_WORK ITEM_:
Retype the listing exactly. Leave out the images.

** Opening DATA EXTRACTS block **

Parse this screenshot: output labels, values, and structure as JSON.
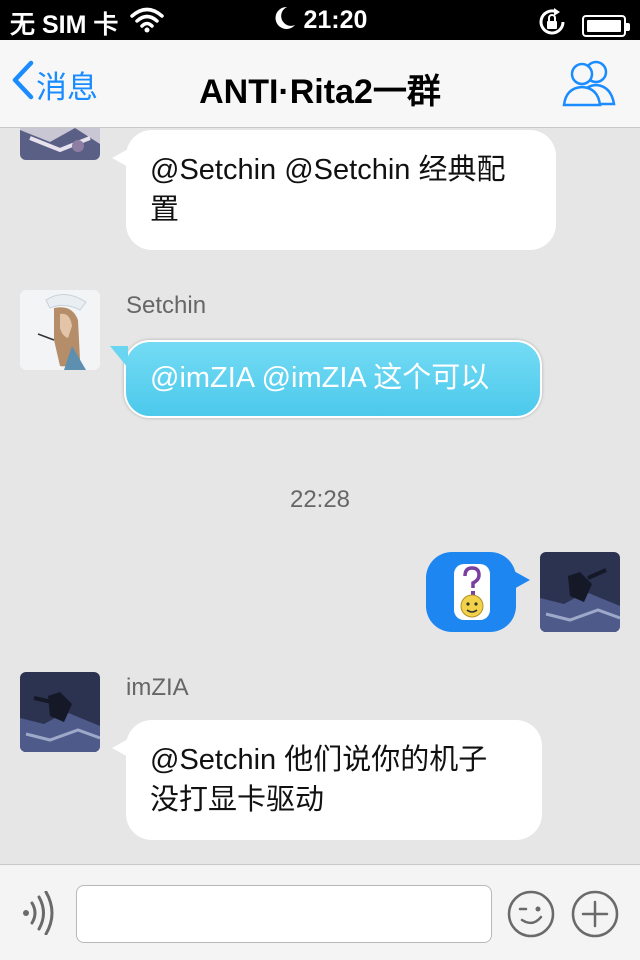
{
  "status_bar": {
    "carrier": "无 SIM 卡",
    "time": "21:20"
  },
  "nav": {
    "back_label": "消息",
    "title": "ANTI·Rita2一群"
  },
  "messages": [
    {
      "sender": "",
      "text": "@Setchin @Setchin 经典配置",
      "line1": "@Setchin @Setchin 经典配",
      "line2": "置"
    },
    {
      "sender": "Setchin",
      "text": "@imZIA @imZIA 这个可以"
    },
    {
      "timestamp": "22:28"
    },
    {
      "sender": "me",
      "sticker": "question-smiley"
    },
    {
      "sender": "imZIA",
      "text": "@Setchin 他们说你的机子没打显卡驱动",
      "line1": "@Setchin 他们说你的机子",
      "line2": "没打显卡驱动"
    }
  ],
  "input": {
    "value": "",
    "placeholder": ""
  },
  "colors": {
    "accent": "#1a8cff",
    "cyan_bubble": "#4cc9ec",
    "blue_bubble": "#1d86f1",
    "background": "#e6e6e6"
  }
}
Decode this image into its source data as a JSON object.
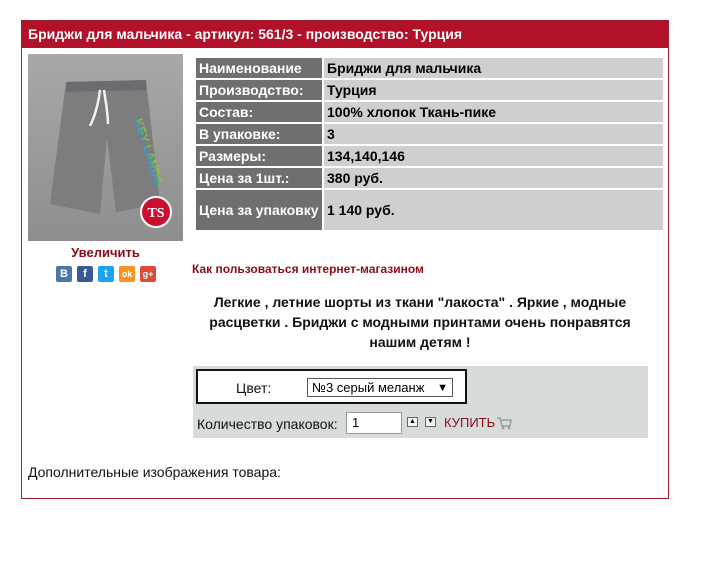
{
  "title": "Бриджи для мальчика - артикул: 561/3 - производство: Турция",
  "image": {
    "brand_text": "KEY LANDS",
    "badge": "TS"
  },
  "zoom_label": "Увеличить",
  "share": [
    {
      "icon": "vk-icon",
      "glyph": "B",
      "color": "#4a76a8"
    },
    {
      "icon": "facebook-icon",
      "glyph": "f",
      "color": "#3b5998"
    },
    {
      "icon": "twitter-icon",
      "glyph": "t",
      "color": "#1da1f2"
    },
    {
      "icon": "odnoklassniki-icon",
      "glyph": "ok",
      "color": "#f7931e"
    },
    {
      "icon": "google-plus-icon",
      "glyph": "g+",
      "color": "#dd4b39"
    }
  ],
  "specs": [
    {
      "key": "Наименование",
      "value": "Бриджи для мальчика"
    },
    {
      "key": "Производство:",
      "value": "Турция"
    },
    {
      "key": "Состав:",
      "value": "100% хлопок Ткань-пике"
    },
    {
      "key": "В упаковке:",
      "value": "3"
    },
    {
      "key": "Размеры:",
      "value": "134,140,146"
    },
    {
      "key": "Цена за 1шт.:",
      "value": "380 руб."
    },
    {
      "key": "Цена за упаковку",
      "value": "1 140 руб."
    }
  ],
  "howto_link": "Как пользоваться интернет-магазином",
  "description": "Легкие , летние шорты из ткани \"лакоста\" . Яркие , модные расцветки . Бриджи с модными принтами очень понравятся нашим детям !",
  "order": {
    "color_label": "Цвет:",
    "color_selected": "№3 серый меланж",
    "qty_label": "Количество упаковок:",
    "qty_value": "1",
    "buy_label": "КУПИТЬ"
  },
  "more_images_label": "Дополнительные изображения товара:",
  "colors": {
    "header": "#b3112a",
    "accent_text": "#8a0c1a",
    "spec_key_bg": "#6f6f6f",
    "spec_val_bg": "#cfcfcf",
    "order_bg": "#d7dcd8"
  }
}
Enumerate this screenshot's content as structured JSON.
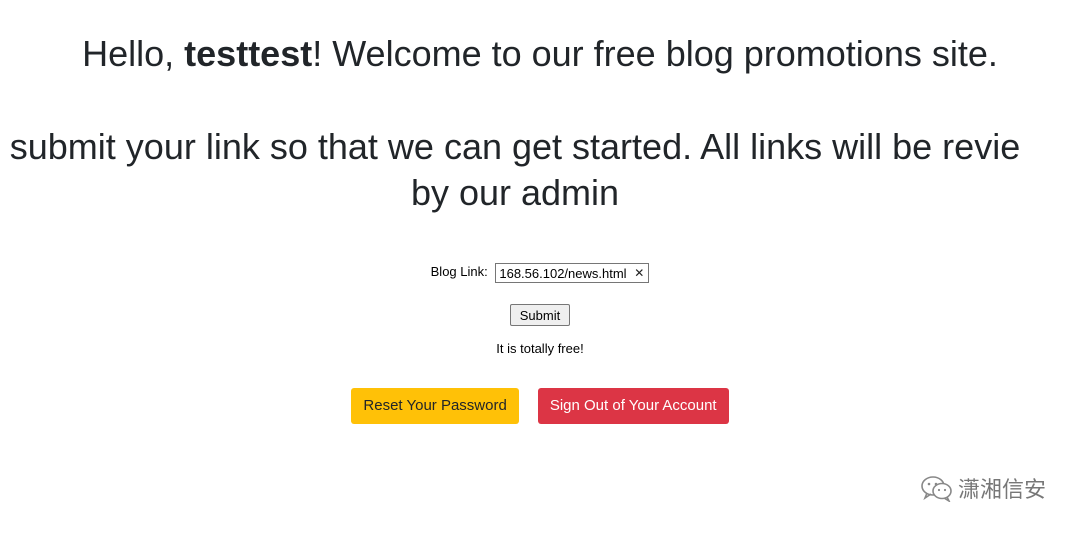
{
  "greeting": {
    "prefix": "Hello, ",
    "username": "testtest",
    "suffix": "! Welcome to our free blog promotions site."
  },
  "instructions": {
    "line1": "submit your link so that we can get started. All links will be revie",
    "line2": "by our admin"
  },
  "form": {
    "label": "Blog Link:",
    "value": "168.56.102/news.html",
    "clear_symbol": "✕",
    "submit_label": "Submit"
  },
  "note": "It is totally free!",
  "actions": {
    "reset_label": "Reset Your Password",
    "signout_label": "Sign Out of Your Account"
  },
  "watermark": {
    "text": "潇湘信安",
    "icon": "wechat-icon"
  },
  "colors": {
    "warning": "#ffc107",
    "danger": "#dc3545"
  }
}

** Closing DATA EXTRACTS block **

_WRITTEN ANSWER_:
Parse this screenshot: output labels, values, and structure as JSON.
{
  "status_bar": {
    "carrier": "无 SIM 卡",
    "time": "21:20"
  },
  "nav": {
    "back_label": "消息",
    "title": "ANTI·Rita2一群"
  },
  "messages": [
    {
      "sender": "",
      "text": "@Setchin @Setchin 经典配置",
      "line1": "@Setchin @Setchin 经典配",
      "line2": "置"
    },
    {
      "sender": "Setchin",
      "text": "@imZIA @imZIA 这个可以"
    },
    {
      "timestamp": "22:28"
    },
    {
      "sender": "me",
      "sticker": "question-smiley"
    },
    {
      "sender": "imZIA",
      "text": "@Setchin 他们说你的机子没打显卡驱动",
      "line1": "@Setchin 他们说你的机子",
      "line2": "没打显卡驱动"
    }
  ],
  "input": {
    "value": "",
    "placeholder": ""
  },
  "colors": {
    "accent": "#1a8cff",
    "cyan_bubble": "#4cc9ec",
    "blue_bubble": "#1d86f1",
    "background": "#e6e6e6"
  }
}
Decode this image into its source data as a JSON object.
{
  "title": "Бриджи для мальчика - артикул: 561/3 - производство: Турция",
  "image": {
    "brand_text": "KEY LANDS",
    "badge": "TS"
  },
  "zoom_label": "Увеличить",
  "share": [
    {
      "icon": "vk-icon",
      "glyph": "B",
      "color": "#4a76a8"
    },
    {
      "icon": "facebook-icon",
      "glyph": "f",
      "color": "#3b5998"
    },
    {
      "icon": "twitter-icon",
      "glyph": "t",
      "color": "#1da1f2"
    },
    {
      "icon": "odnoklassniki-icon",
      "glyph": "ok",
      "color": "#f7931e"
    },
    {
      "icon": "google-plus-icon",
      "glyph": "g+",
      "color": "#dd4b39"
    }
  ],
  "specs": [
    {
      "key": "Наименование",
      "value": "Бриджи для мальчика"
    },
    {
      "key": "Производство:",
      "value": "Турция"
    },
    {
      "key": "Состав:",
      "value": "100% хлопок Ткань-пике"
    },
    {
      "key": "В упаковке:",
      "value": "3"
    },
    {
      "key": "Размеры:",
      "value": "134,140,146"
    },
    {
      "key": "Цена за 1шт.:",
      "value": "380 руб."
    },
    {
      "key": "Цена за упаковку",
      "value": "1 140 руб."
    }
  ],
  "howto_link": "Как пользоваться интернет-магазином",
  "description": "Легкие , летние шорты из ткани \"лакоста\" . Яркие , модные расцветки . Бриджи с модными принтами очень понравятся нашим детям !",
  "order": {
    "color_label": "Цвет:",
    "color_selected": "№3 серый меланж",
    "qty_label": "Количество упаковок:",
    "qty_value": "1",
    "buy_label": "КУПИТЬ"
  },
  "more_images_label": "Дополнительные изображения товара:",
  "colors": {
    "header": "#b3112a",
    "accent_text": "#8a0c1a",
    "spec_key_bg": "#6f6f6f",
    "spec_val_bg": "#cfcfcf",
    "order_bg": "#d7dcd8"
  }
}
Enumerate this screenshot's content as structured JSON.
{
  "greeting": {
    "prefix": "Hello, ",
    "username": "testtest",
    "suffix": "! Welcome to our free blog promotions site."
  },
  "instructions": {
    "line1": "submit your link so that we can get started. All links will be revie",
    "line2": "by our admin"
  },
  "form": {
    "label": "Blog Link:",
    "value": "168.56.102/news.html",
    "clear_symbol": "✕",
    "submit_label": "Submit"
  },
  "note": "It is totally free!",
  "actions": {
    "reset_label": "Reset Your Password",
    "signout_label": "Sign Out of Your Account"
  },
  "watermark": {
    "text": "潇湘信安",
    "icon": "wechat-icon"
  },
  "colors": {
    "warning": "#ffc107",
    "danger": "#dc3545"
  }
}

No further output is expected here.